The Help to Buy ISA (Individual Savings Account) was launched on 1 December 2015. With a Help to Buy ISA you can save any amount up to £200 per month and receive tax-free interest plus a generous 25 per cent bonus – up to a maximum of £3,000 – which will be given to savers once they complete the purchase of their first home.
The Help to Buy ISA bonus is available for properties worth up to £250,000, or up to £450,000 in London, the bonus can be used once completion of the property has taken place. If you would like to use some of your Help to Buy ISA savings towards your deposit, then you can withdraw these funds at any time.

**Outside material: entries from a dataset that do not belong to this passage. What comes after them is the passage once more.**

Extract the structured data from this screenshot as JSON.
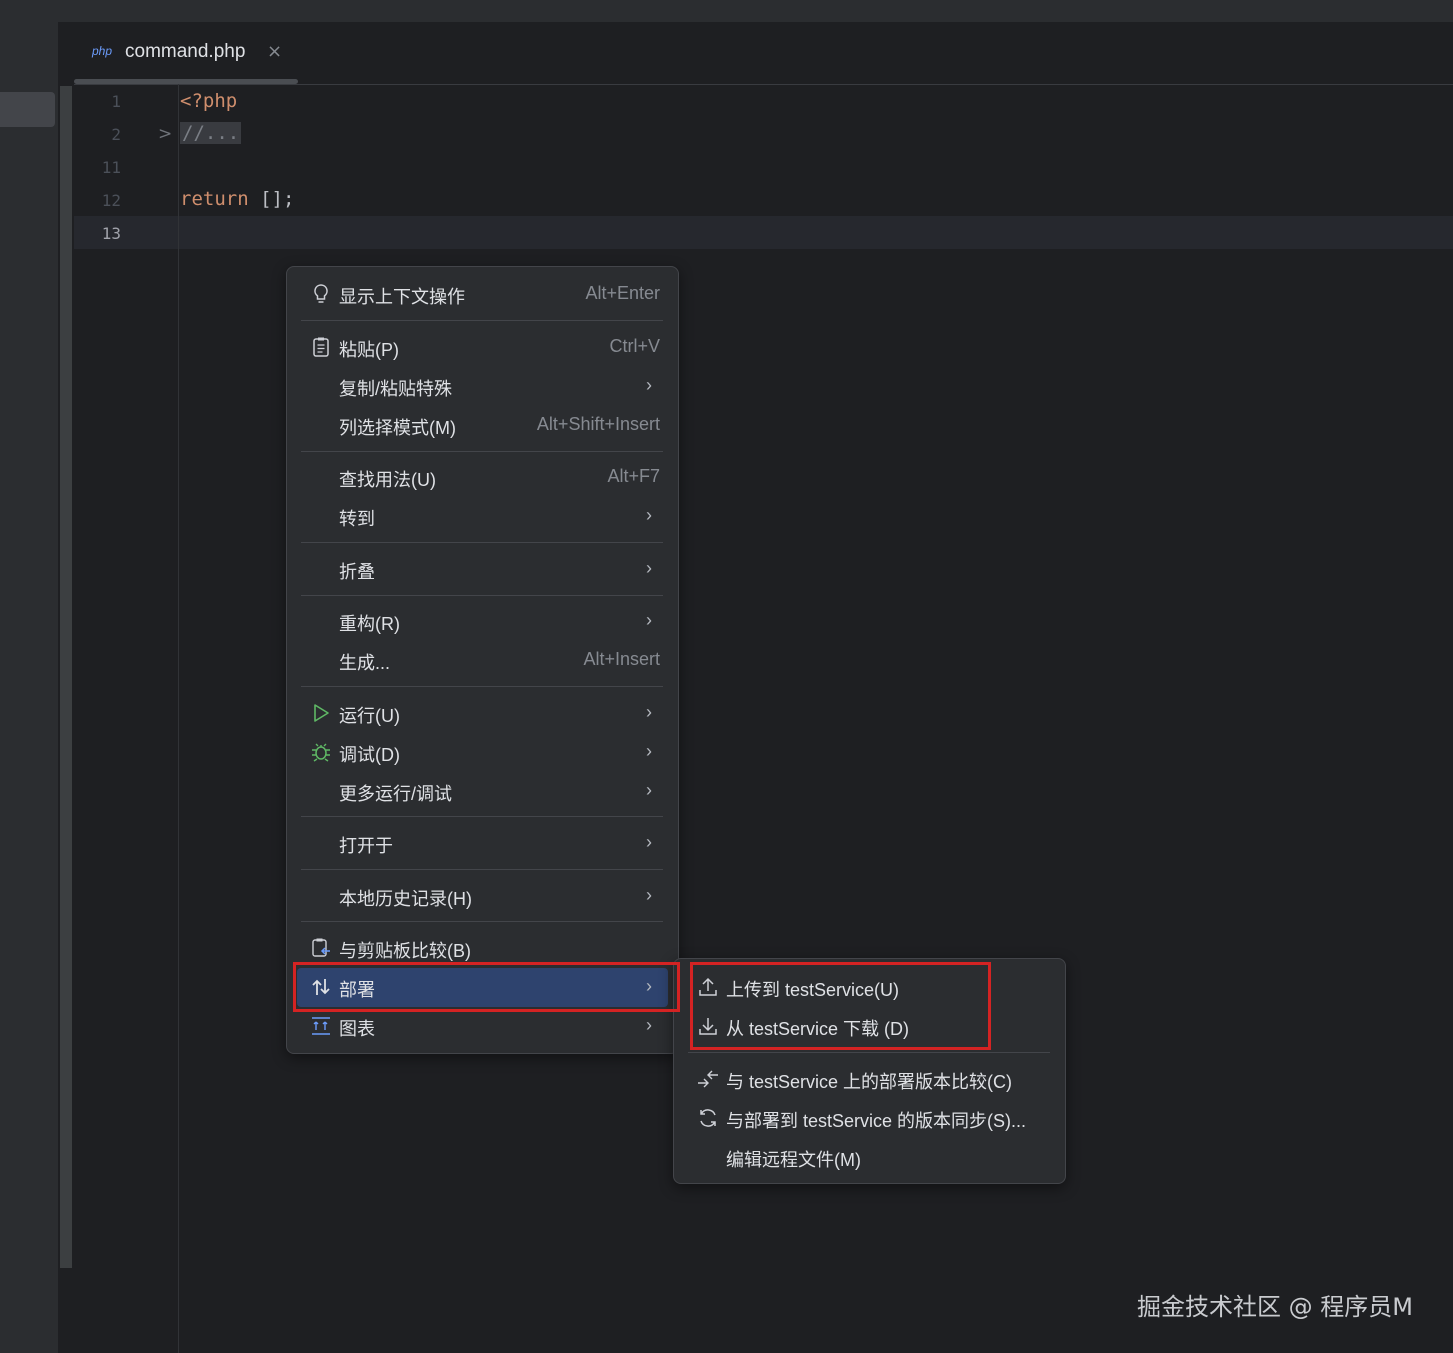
{
  "tab": {
    "lang_badge": "php",
    "file_name": "command.php",
    "close_glyph": "×"
  },
  "editor": {
    "lines": [
      {
        "num": "1",
        "code_kw": "<?php",
        "code_plain": ""
      },
      {
        "num": "2",
        "code_kw": "",
        "code_plain": "//..."
      },
      {
        "num": "11",
        "code_kw": "",
        "code_plain": ""
      },
      {
        "num": "12",
        "code_kw": "return",
        "code_plain": " [];"
      },
      {
        "num": "13",
        "code_kw": "",
        "code_plain": ""
      }
    ],
    "fold_glyph": ">"
  },
  "context_menu": {
    "items": [
      {
        "label": "显示上下文操作",
        "shortcut": "Alt+Enter",
        "icon": "lightbulb-icon"
      },
      {
        "label": "粘贴(P)",
        "shortcut": "Ctrl+V",
        "icon": "clipboard-icon"
      },
      {
        "label": "复制/粘贴特殊",
        "arrow": "›"
      },
      {
        "label": "列选择模式(M)",
        "shortcut": "Alt+Shift+Insert"
      },
      {
        "label": "查找用法(U)",
        "shortcut": "Alt+F7"
      },
      {
        "label": "转到",
        "arrow": "›"
      },
      {
        "label": "折叠",
        "arrow": "›"
      },
      {
        "label": "重构(R)",
        "arrow": "›"
      },
      {
        "label": "生成...",
        "shortcut": "Alt+Insert"
      },
      {
        "label": "运行(U)",
        "arrow": "›",
        "icon": "run-icon"
      },
      {
        "label": "调试(D)",
        "arrow": "›",
        "icon": "debug-icon"
      },
      {
        "label": "更多运行/调试",
        "arrow": "›"
      },
      {
        "label": "打开于",
        "arrow": "›"
      },
      {
        "label": "本地历史记录(H)",
        "arrow": "›"
      },
      {
        "label": "与剪贴板比较(B)",
        "icon": "compare-clipboard-icon"
      },
      {
        "label": "部署",
        "arrow": "›",
        "icon": "deploy-icon",
        "highlighted": true
      },
      {
        "label": "图表",
        "arrow": "›",
        "icon": "diagram-icon"
      }
    ]
  },
  "deploy_submenu": {
    "items": [
      {
        "label": "上传到 testService(U)",
        "icon": "upload-icon"
      },
      {
        "label": "从 testService 下载 (D)",
        "icon": "download-icon"
      },
      {
        "label": "与 testService 上的部署版本比较(C)",
        "icon": "compare-icon"
      },
      {
        "label": "与部署到 testService 的版本同步(S)...",
        "icon": "sync-icon"
      },
      {
        "label": "编辑远程文件(M)"
      }
    ]
  },
  "colors": {
    "highlight": "#2e436e",
    "annotation_red": "#d42323",
    "run_green": "#5fb865",
    "keyword": "#cf8e6d"
  },
  "watermark": "掘金技术社区 @ 程序员M"
}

For more information, you can read our article on the Help to Buy ISA and Lifetime ISA.
You can also read HM Treasury's factsheet for Conveyancers on the topic by clicking here.
The Lifetime ISA is available from April 2017 and can be opened by savers aged between 18 and 40. The account allows you to save up to £4,000 each year towards your first home, or your retirement. Aside from the annual limit, there is no monthly minimum or maximum to the amount you can save. Like the Help to Buy ISA, it pays a 25 per cent bonus on your savings; in this case the bonus is paid for every year up until your 50th birthday. The accrued savings, interest and bonus can be used towards a deposit on a first home of up to £450,000
For more information on the Help to Buy scheme, here is a link to the government’s website: https://www.gov.uk/affordable-home-ownership-schemes/overview.
Updated January 2017